[WHAT THIS TASK INVOLVES]:
Look through the entries below and report every line that has "accent".

::::

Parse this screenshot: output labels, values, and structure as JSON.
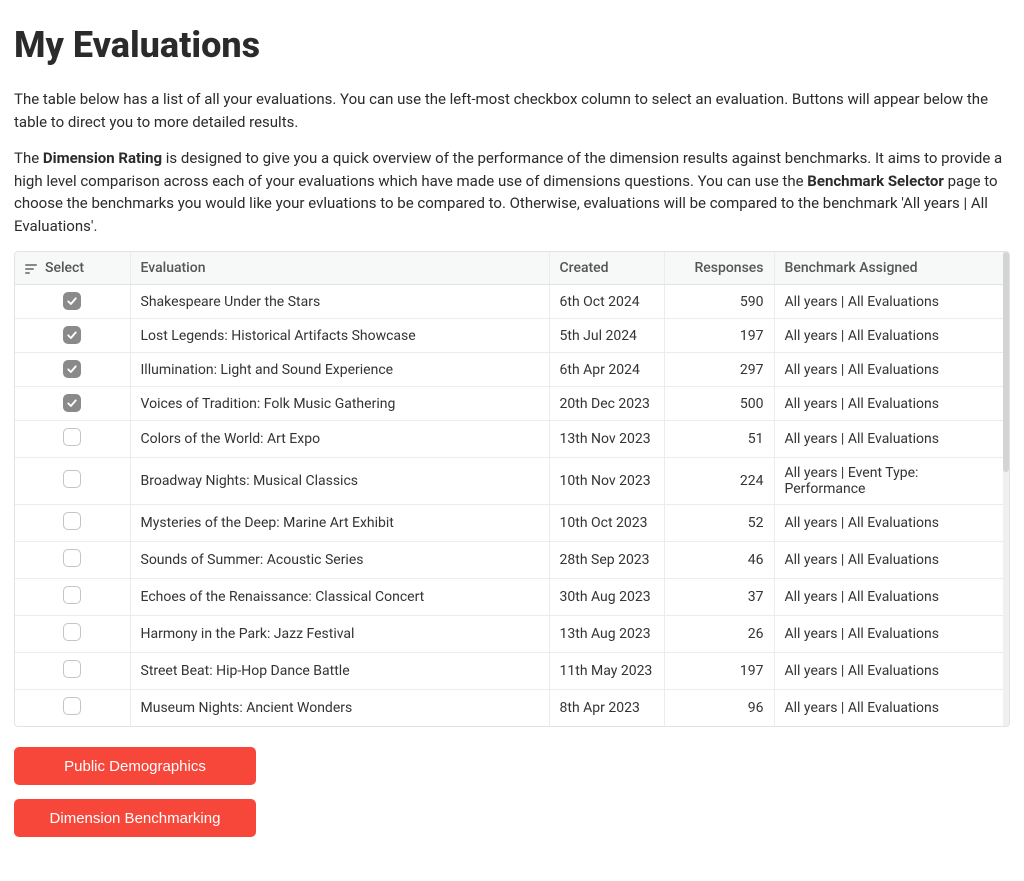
{
  "page": {
    "title": "My Evaluations",
    "intro1": "The table below has a list of all your evaluations. You can use the left-most checkbox column to select an evaluation. Buttons will appear below the table to direct you to more detailed results.",
    "intro2_lead": "The ",
    "intro2_bold1": "Dimension Rating",
    "intro2_mid": " is designed to give you a quick overview of the performance of the dimension results against benchmarks. It aims to provide a high level comparison across each of your evaluations which have made use of dimensions questions. You can use the ",
    "intro2_bold2": "Benchmark Selector",
    "intro2_tail": " page to choose the benchmarks you would like your evluations to be compared to. Otherwise, evaluations will be compared to the benchmark 'All years | All Evaluations'."
  },
  "table": {
    "headers": {
      "select": "Select",
      "evaluation": "Evaluation",
      "created": "Created",
      "responses": "Responses",
      "benchmark": "Benchmark Assigned"
    },
    "rows": [
      {
        "selected": true,
        "evaluation": "Shakespeare Under the Stars",
        "created": "6th Oct 2024",
        "responses": "590",
        "benchmark": "All years | All Evaluations"
      },
      {
        "selected": true,
        "evaluation": "Lost Legends: Historical Artifacts Showcase",
        "created": "5th Jul 2024",
        "responses": "197",
        "benchmark": "All years | All Evaluations"
      },
      {
        "selected": true,
        "evaluation": "Illumination: Light and Sound Experience",
        "created": "6th Apr 2024",
        "responses": "297",
        "benchmark": "All years | All Evaluations"
      },
      {
        "selected": true,
        "evaluation": "Voices of Tradition: Folk Music Gathering",
        "created": "20th Dec 2023",
        "responses": "500",
        "benchmark": "All years | All Evaluations"
      },
      {
        "selected": false,
        "evaluation": "Colors of the World: Art Expo",
        "created": "13th Nov 2023",
        "responses": "51",
        "benchmark": "All years | All Evaluations"
      },
      {
        "selected": false,
        "evaluation": "Broadway Nights: Musical Classics",
        "created": "10th Nov 2023",
        "responses": "224",
        "benchmark": "All years | Event Type: Performance"
      },
      {
        "selected": false,
        "evaluation": "Mysteries of the Deep: Marine Art Exhibit",
        "created": "10th Oct 2023",
        "responses": "52",
        "benchmark": "All years | All Evaluations"
      },
      {
        "selected": false,
        "evaluation": "Sounds of Summer: Acoustic Series",
        "created": "28th Sep 2023",
        "responses": "46",
        "benchmark": "All years | All Evaluations"
      },
      {
        "selected": false,
        "evaluation": "Echoes of the Renaissance: Classical Concert",
        "created": "30th Aug 2023",
        "responses": "37",
        "benchmark": "All years | All Evaluations"
      },
      {
        "selected": false,
        "evaluation": "Harmony in the Park: Jazz Festival",
        "created": "13th Aug 2023",
        "responses": "26",
        "benchmark": "All years | All Evaluations"
      },
      {
        "selected": false,
        "evaluation": "Street Beat: Hip-Hop Dance Battle",
        "created": "11th May 2023",
        "responses": "197",
        "benchmark": "All years | All Evaluations"
      },
      {
        "selected": false,
        "evaluation": "Museum Nights: Ancient Wonders",
        "created": "8th Apr 2023",
        "responses": "96",
        "benchmark": "All years | All Evaluations"
      }
    ]
  },
  "actions": {
    "public_demographics": "Public Demographics",
    "dimension_benchmarking": "Dimension Benchmarking"
  }
}
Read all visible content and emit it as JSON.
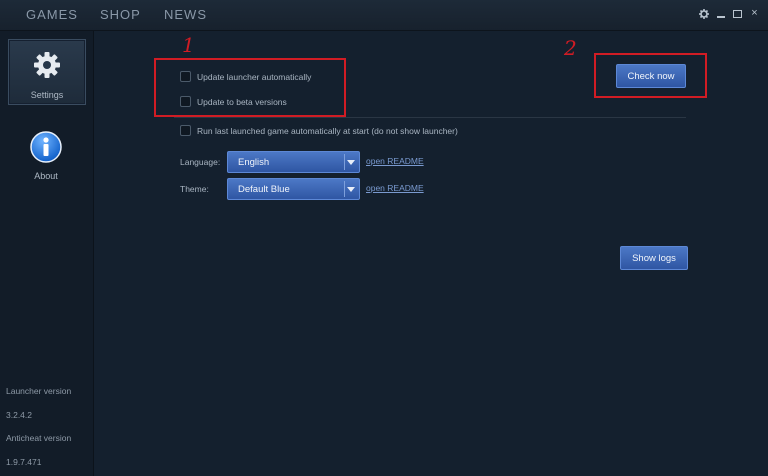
{
  "topnav": {
    "games": "GAMES",
    "shop": "SHOP",
    "news": "NEWS"
  },
  "window": {
    "min": "minimize",
    "max": "maximize",
    "close": "×"
  },
  "sidebar": {
    "items": [
      {
        "label": "Settings",
        "icon": "gear-icon"
      },
      {
        "label": "About",
        "icon": "info-icon"
      }
    ],
    "launcher_version_label": "Launcher version",
    "launcher_version": "3.2.4.2",
    "anticheat_version_label": "Anticheat version",
    "anticheat_version": "1.9.7.471"
  },
  "settings": {
    "update_auto": "Update launcher automatically",
    "update_beta": "Update to beta versions",
    "run_last": "Run last launched game automatically at start (do not show launcher)",
    "check_now": "Check now",
    "language_label": "Language:",
    "language_value": "English",
    "theme_label": "Theme:",
    "theme_value": "Default Blue",
    "open_readme": "open README",
    "show_logs": "Show logs"
  },
  "annotations": {
    "one": "1",
    "two": "2"
  },
  "colors": {
    "accent": "#3b66b5",
    "annotation": "#d11c24",
    "background": "#14202e"
  }
}
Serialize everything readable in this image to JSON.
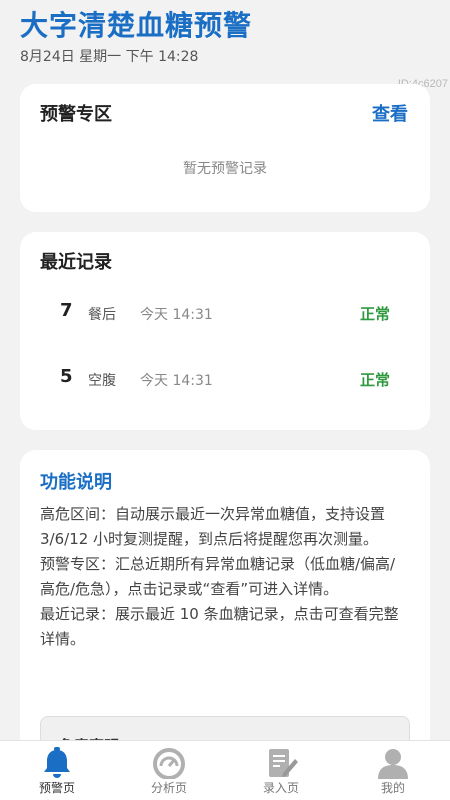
{
  "header": {
    "title": "大字清楚血糖预警",
    "date": "8月24日 星期一 下午 14:28",
    "device_id": "ID:4c6207"
  },
  "alert_card": {
    "title": "预警专区",
    "view_label": "查看",
    "empty_text": "暂无预警记录"
  },
  "recent_card": {
    "title": "最近记录",
    "records": [
      {
        "value": "7",
        "type": "餐后",
        "time": "今天 14:31",
        "status": "正常"
      },
      {
        "value": "5",
        "type": "空腹",
        "time": "今天 14:31",
        "status": "正常"
      }
    ]
  },
  "help_card": {
    "title": "功能说明",
    "paragraphs": [
      "高危区间：自动展示最近一次异常血糖值，支持设置 3/6/12 小时复测提醒，到点后将提醒您再次测量。",
      "预警专区：汇总近期所有异常血糖记录（低血糖/偏高/高危/危急），点击记录或“查看”可进入详情。",
      "最近记录：展示最近 10 条血糖记录，点击可查看完整详情。"
    ],
    "disclaimer_title": "免责声明"
  },
  "tabbar": {
    "tabs": [
      {
        "label": "预警页",
        "icon": "bell-icon",
        "active": true
      },
      {
        "label": "分析页",
        "icon": "gauge-icon",
        "active": false
      },
      {
        "label": "录入页",
        "icon": "edit-document-icon",
        "active": false
      },
      {
        "label": "我的",
        "icon": "user-icon",
        "active": false
      }
    ]
  },
  "colors": {
    "accent": "#1a6fc4",
    "normal_status": "#2e9a3e",
    "background": "#f2f2f2",
    "inactive_icon": "#b0b0b0"
  }
}
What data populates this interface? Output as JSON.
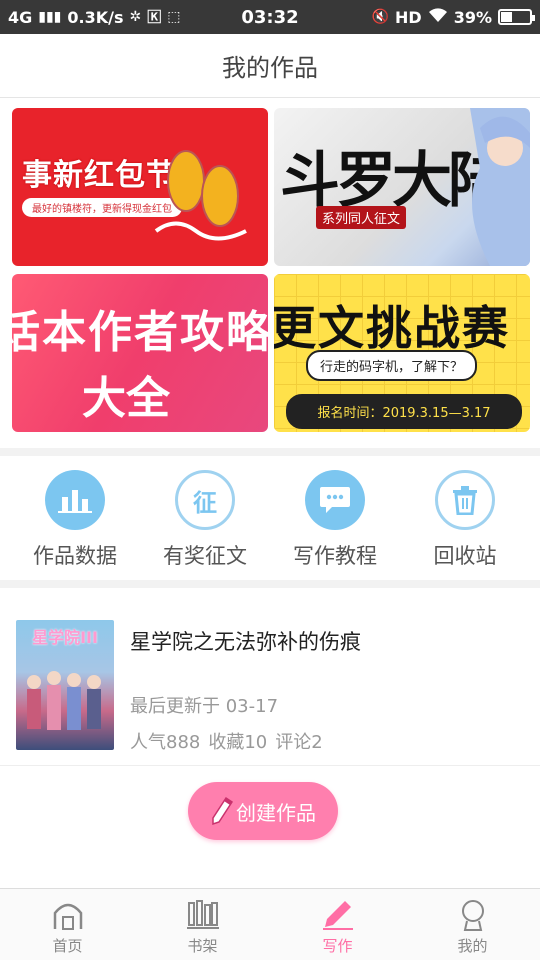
{
  "status_bar": {
    "network": "4G",
    "speed": "0.3K/s",
    "time": "03:32",
    "hd": "HD",
    "battery": "39%",
    "battery_level": 0.39
  },
  "header": {
    "title": "我的作品"
  },
  "banners": [
    {
      "title": "事新红包节",
      "subtitle": "最好的镇楼符，更新得现金红包"
    },
    {
      "title": "斗罗大陆",
      "tag": "系列同人征文"
    },
    {
      "title": "话本作者攻略",
      "line2": "大全"
    },
    {
      "title": "更文挑战赛",
      "subtitle": "行走的码字机，了解下？",
      "date_text": "报名时间：2019.3.15—3.17"
    }
  ],
  "actions": [
    {
      "label": "作品数据",
      "icon": "bar-chart-icon"
    },
    {
      "label": "有奖征文",
      "icon": "zheng-icon",
      "glyph": "征"
    },
    {
      "label": "写作教程",
      "icon": "chat-bubble-icon"
    },
    {
      "label": "回收站",
      "icon": "trash-icon"
    }
  ],
  "works": [
    {
      "title": "星学院之无法弥补的伤痕",
      "cover_title": "星学院III",
      "updated": "最后更新于 03-17",
      "popularity": "人气888",
      "favorites": "收藏10",
      "comments": "评论2"
    }
  ],
  "create_button": {
    "label": "创建作品"
  },
  "tabs": [
    {
      "label": "首页",
      "icon": "home-icon"
    },
    {
      "label": "书架",
      "icon": "bookshelf-icon"
    },
    {
      "label": "写作",
      "icon": "pen-icon",
      "active": true
    },
    {
      "label": "我的",
      "icon": "user-icon"
    }
  ],
  "colors": {
    "accent": "#ff6ea5",
    "action_blue": "#7cc6f0",
    "status_bar": "#383838"
  }
}
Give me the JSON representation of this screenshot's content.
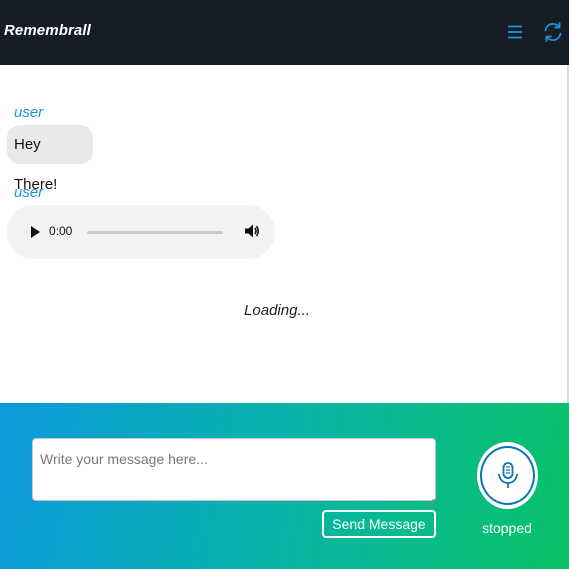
{
  "app": {
    "title": "Remembrall"
  },
  "header": {
    "menu_icon": "hamburger-menu-icon",
    "refresh_icon": "refresh-icon"
  },
  "messages": [
    {
      "sender": "user",
      "type": "text",
      "text": "Hey There!"
    },
    {
      "sender": "user",
      "type": "audio",
      "time": "0:00"
    }
  ],
  "loading_text": "Loading...",
  "composer": {
    "placeholder": "Write your message here...",
    "value": "",
    "send_label": "Send Message",
    "mic_icon": "microphone-icon",
    "recording_status": "stopped"
  },
  "colors": {
    "header_bg": "#161d26",
    "accent": "#1b94d8",
    "gradient_start": "#0c9adc",
    "gradient_end": "#07c266"
  }
}
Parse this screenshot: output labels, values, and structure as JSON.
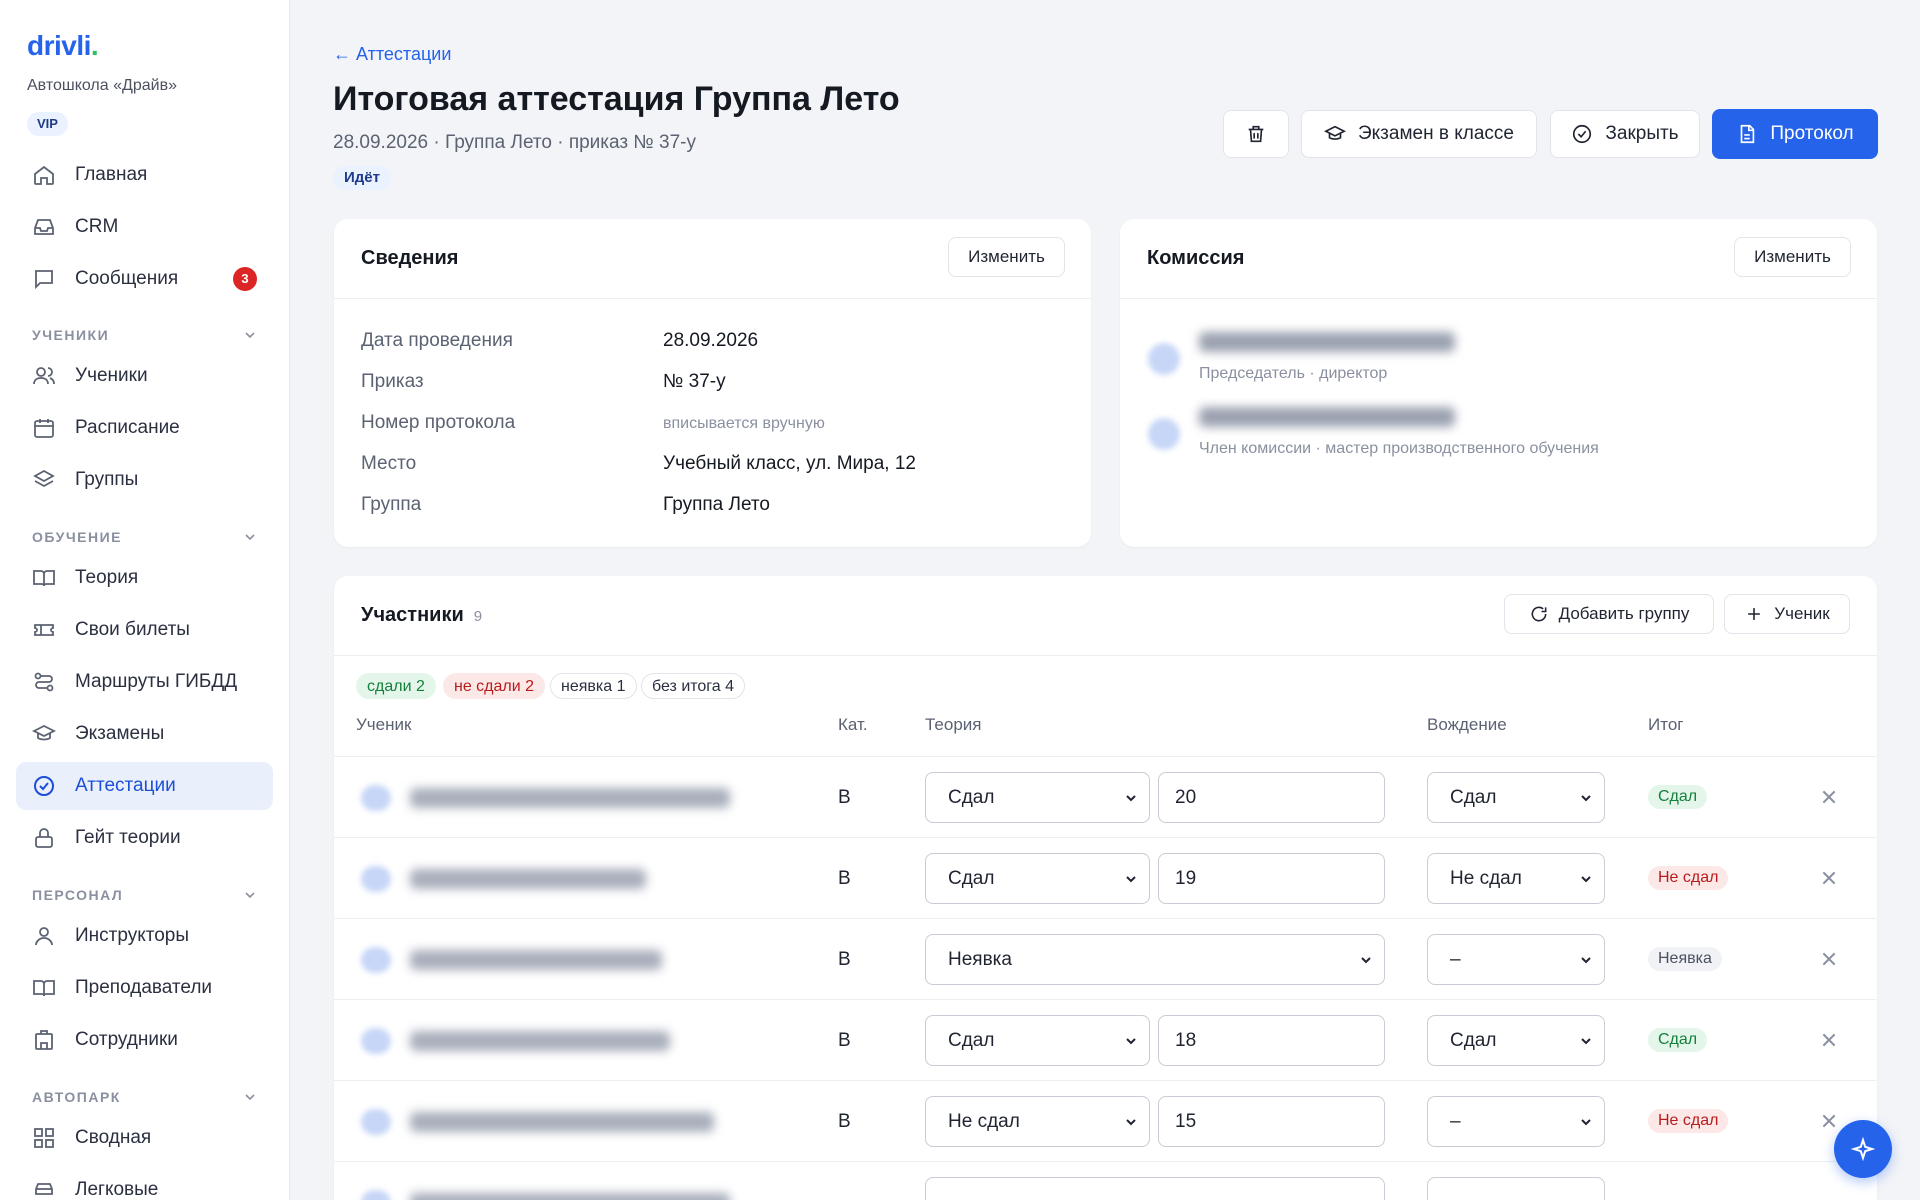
{
  "app": {
    "logo": "drivli",
    "logo_dot": ".",
    "school": "Автошкола «Драйв»",
    "plan": "VIP"
  },
  "sidebar": {
    "top": [
      {
        "label": "Главная",
        "icon": "home-icon"
      },
      {
        "label": "CRM",
        "icon": "inbox-icon"
      },
      {
        "label": "Сообщения",
        "icon": "chat-icon",
        "badge": "3"
      }
    ],
    "sections": [
      {
        "title": "УЧЕНИКИ",
        "items": [
          "Ученики",
          "Расписание",
          "Группы"
        ]
      },
      {
        "title": "ОБУЧЕНИЕ",
        "items": [
          "Теория",
          "Свои билеты",
          "Маршруты ГИБДД",
          "Экзамены",
          "Аттестации",
          "Гейт теории"
        ]
      },
      {
        "title": "ПЕРСОНАЛ",
        "items": [
          "Инструкторы",
          "Преподаватели",
          "Сотрудники"
        ]
      },
      {
        "title": "АВТОПАРК",
        "items": [
          "Сводная",
          "Легковые"
        ]
      }
    ],
    "active": "Аттестации"
  },
  "header": {
    "back": "← Аттестации",
    "title": "Итоговая аттестация Группа Лето",
    "subtitle": "28.09.2026 · Группа Лето · приказ № 37-у",
    "status": "Идёт",
    "actions": {
      "exam": "Экзамен в классе",
      "close": "Закрыть",
      "protocol": "Протокол"
    }
  },
  "info": {
    "title": "Сведения",
    "edit": "Изменить",
    "rows": [
      {
        "label": "Дата проведения",
        "value": "28.09.2026"
      },
      {
        "label": "Приказ",
        "value": "№ 37-у"
      },
      {
        "label": "Номер протокола",
        "value": "вписывается вручную"
      },
      {
        "label": "Место",
        "value": "Учебный класс, ул. Мира, 12"
      },
      {
        "label": "Группа",
        "value": "Группа Лето"
      }
    ]
  },
  "commission": {
    "title": "Комиссия",
    "edit": "Изменить",
    "members": [
      {
        "role": "Председатель · директор"
      },
      {
        "role": "Член комиссии · мастер производственного обучения"
      }
    ]
  },
  "participants": {
    "title": "Участники",
    "count": "9",
    "add_group": "Добавить группу",
    "add_student": "Ученик",
    "filters": {
      "passed": "сдали 2",
      "failed": "не сдали 2",
      "absent": "неявка 1",
      "no_result": "без итога 4"
    },
    "columns": {
      "student": "Ученик",
      "category": "Кат.",
      "theory": "Теория",
      "driving": "Вождение",
      "result": "Итог"
    },
    "rows": [
      {
        "category": "B",
        "theory": "Сдал",
        "score": "20",
        "driving": "Сдал",
        "result": "Сдал",
        "status": "ok"
      },
      {
        "category": "B",
        "theory": "Сдал",
        "score": "19",
        "driving": "Не сдал",
        "result": "Не сдал",
        "status": "bad"
      },
      {
        "category": "B",
        "theory": "Неявка",
        "score": "",
        "driving": "–",
        "result": "Неявка",
        "status": "neutral"
      },
      {
        "category": "B",
        "theory": "Сдал",
        "score": "18",
        "driving": "Сдал",
        "result": "Сдал",
        "status": "ok"
      },
      {
        "category": "B",
        "theory": "Не сдал",
        "score": "15",
        "driving": "–",
        "result": "Не сдал",
        "status": "bad"
      }
    ]
  },
  "colors": {
    "accent": "#2563eb",
    "pass": "#15803d",
    "fail": "#b91c1c"
  }
}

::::

[RESPONSE TO THIS EXERCISE]:
    "accent": "#3b66b5",
    "accent": "#1a6fc4",
    "accent": "#ff6ea5",
    "accent": "#1b94d8",
    "accent": "#2563eb",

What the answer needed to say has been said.